* _DATA TO USE_
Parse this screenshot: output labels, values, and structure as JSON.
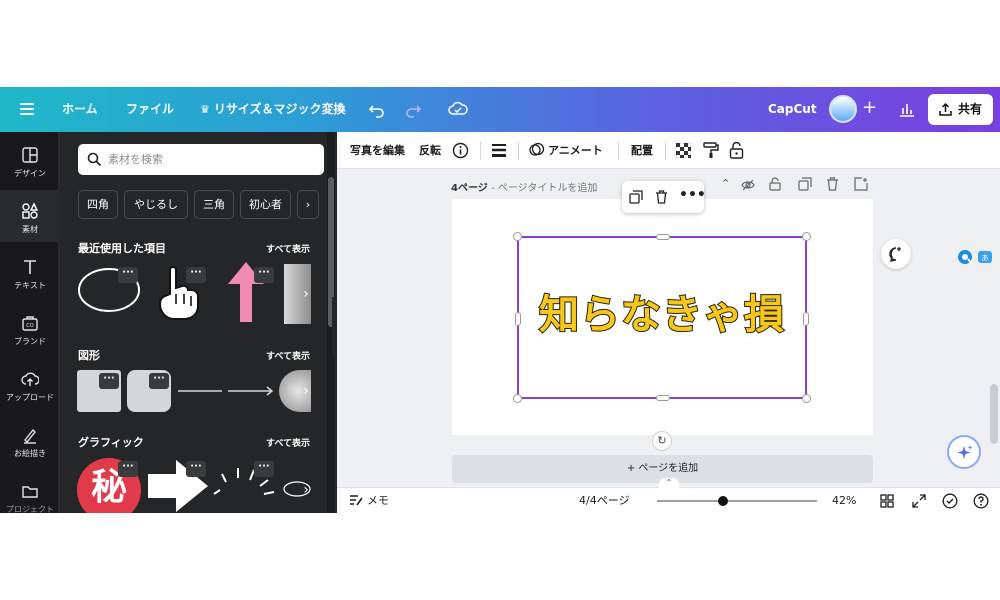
{
  "topbar": {
    "home": "ホーム",
    "file": "ファイル",
    "resize": "リサイズ＆マジック変換",
    "brand_text": "CapCut",
    "plus": "+",
    "share": "共有",
    "icons": [
      "menu-icon",
      "undo-icon",
      "redo-icon",
      "cloud-check-icon",
      "chart-icon",
      "upload-icon"
    ]
  },
  "rail": {
    "items": [
      {
        "label": "デザイン",
        "icon": "layout-icon"
      },
      {
        "label": "素材",
        "icon": "elements-icon"
      },
      {
        "label": "テキスト",
        "icon": "text-icon"
      },
      {
        "label": "ブランド",
        "icon": "brand-icon"
      },
      {
        "label": "アップロード",
        "icon": "upload-cloud-icon"
      },
      {
        "label": "お絵描き",
        "icon": "draw-icon"
      },
      {
        "label": "プロジェクト",
        "icon": "folder-icon"
      }
    ]
  },
  "panel": {
    "search_placeholder": "素材を検索",
    "chips": [
      "四角",
      "やじるし",
      "三角",
      "初心者"
    ],
    "sections": [
      {
        "title": "最近使用した項目",
        "see_all": "すべて表示"
      },
      {
        "title": "図形",
        "see_all": "すべて表示"
      },
      {
        "title": "グラフィック",
        "see_all": "すべて表示"
      }
    ],
    "graphic_char": "秘",
    "dots": "···"
  },
  "context_toolbar": {
    "edit_photo": "写真を編集",
    "flip": "反転",
    "animate": "アニメート",
    "position": "配置"
  },
  "canvas": {
    "page_prefix": "4ページ",
    "page_title_placeholder": " - ページタイトルを追加",
    "text": "知らなきゃ損",
    "add_page": "+ ページを追加",
    "text_color": "#f7c71b",
    "selection_color": "#8b3fd9"
  },
  "bottom": {
    "memo": "メモ",
    "pages": "4/4ページ",
    "zoom": "42%",
    "zoom_level": 0.42
  },
  "colors": {
    "accent": "#7a3fe0",
    "panel_bg": "#252627",
    "rail_bg": "#19191b"
  }
}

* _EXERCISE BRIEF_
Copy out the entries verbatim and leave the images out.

* _RESULT_
Parse this screenshot: output labels, values, and structure as JSON.
{
  "topbar": {
    "home": "ホーム",
    "file": "ファイル",
    "resize": "リサイズ＆マジック変換",
    "brand_text": "CapCut",
    "plus": "+",
    "share": "共有",
    "icons": [
      "menu-icon",
      "undo-icon",
      "redo-icon",
      "cloud-check-icon",
      "chart-icon",
      "upload-icon"
    ]
  },
  "rail": {
    "items": [
      {
        "label": "デザイン",
        "icon": "layout-icon"
      },
      {
        "label": "素材",
        "icon": "elements-icon"
      },
      {
        "label": "テキスト",
        "icon": "text-icon"
      },
      {
        "label": "ブランド",
        "icon": "brand-icon"
      },
      {
        "label": "アップロード",
        "icon": "upload-cloud-icon"
      },
      {
        "label": "お絵描き",
        "icon": "draw-icon"
      },
      {
        "label": "プロジェクト",
        "icon": "folder-icon"
      }
    ]
  },
  "panel": {
    "search_placeholder": "素材を検索",
    "chips": [
      "四角",
      "やじるし",
      "三角",
      "初心者"
    ],
    "sections": [
      {
        "title": "最近使用した項目",
        "see_all": "すべて表示"
      },
      {
        "title": "図形",
        "see_all": "すべて表示"
      },
      {
        "title": "グラフィック",
        "see_all": "すべて表示"
      }
    ],
    "graphic_char": "秘",
    "dots": "···"
  },
  "context_toolbar": {
    "edit_photo": "写真を編集",
    "flip": "反転",
    "animate": "アニメート",
    "position": "配置"
  },
  "canvas": {
    "page_prefix": "4ページ",
    "page_title_placeholder": " - ページタイトルを追加",
    "text": "知らなきゃ損",
    "add_page": "+ ページを追加",
    "text_color": "#f7c71b",
    "selection_color": "#8b3fd9"
  },
  "bottom": {
    "memo": "メモ",
    "pages": "4/4ページ",
    "zoom": "42%",
    "zoom_level": 0.42
  },
  "colors": {
    "accent": "#7a3fe0",
    "panel_bg": "#252627",
    "rail_bg": "#19191b"
  }
}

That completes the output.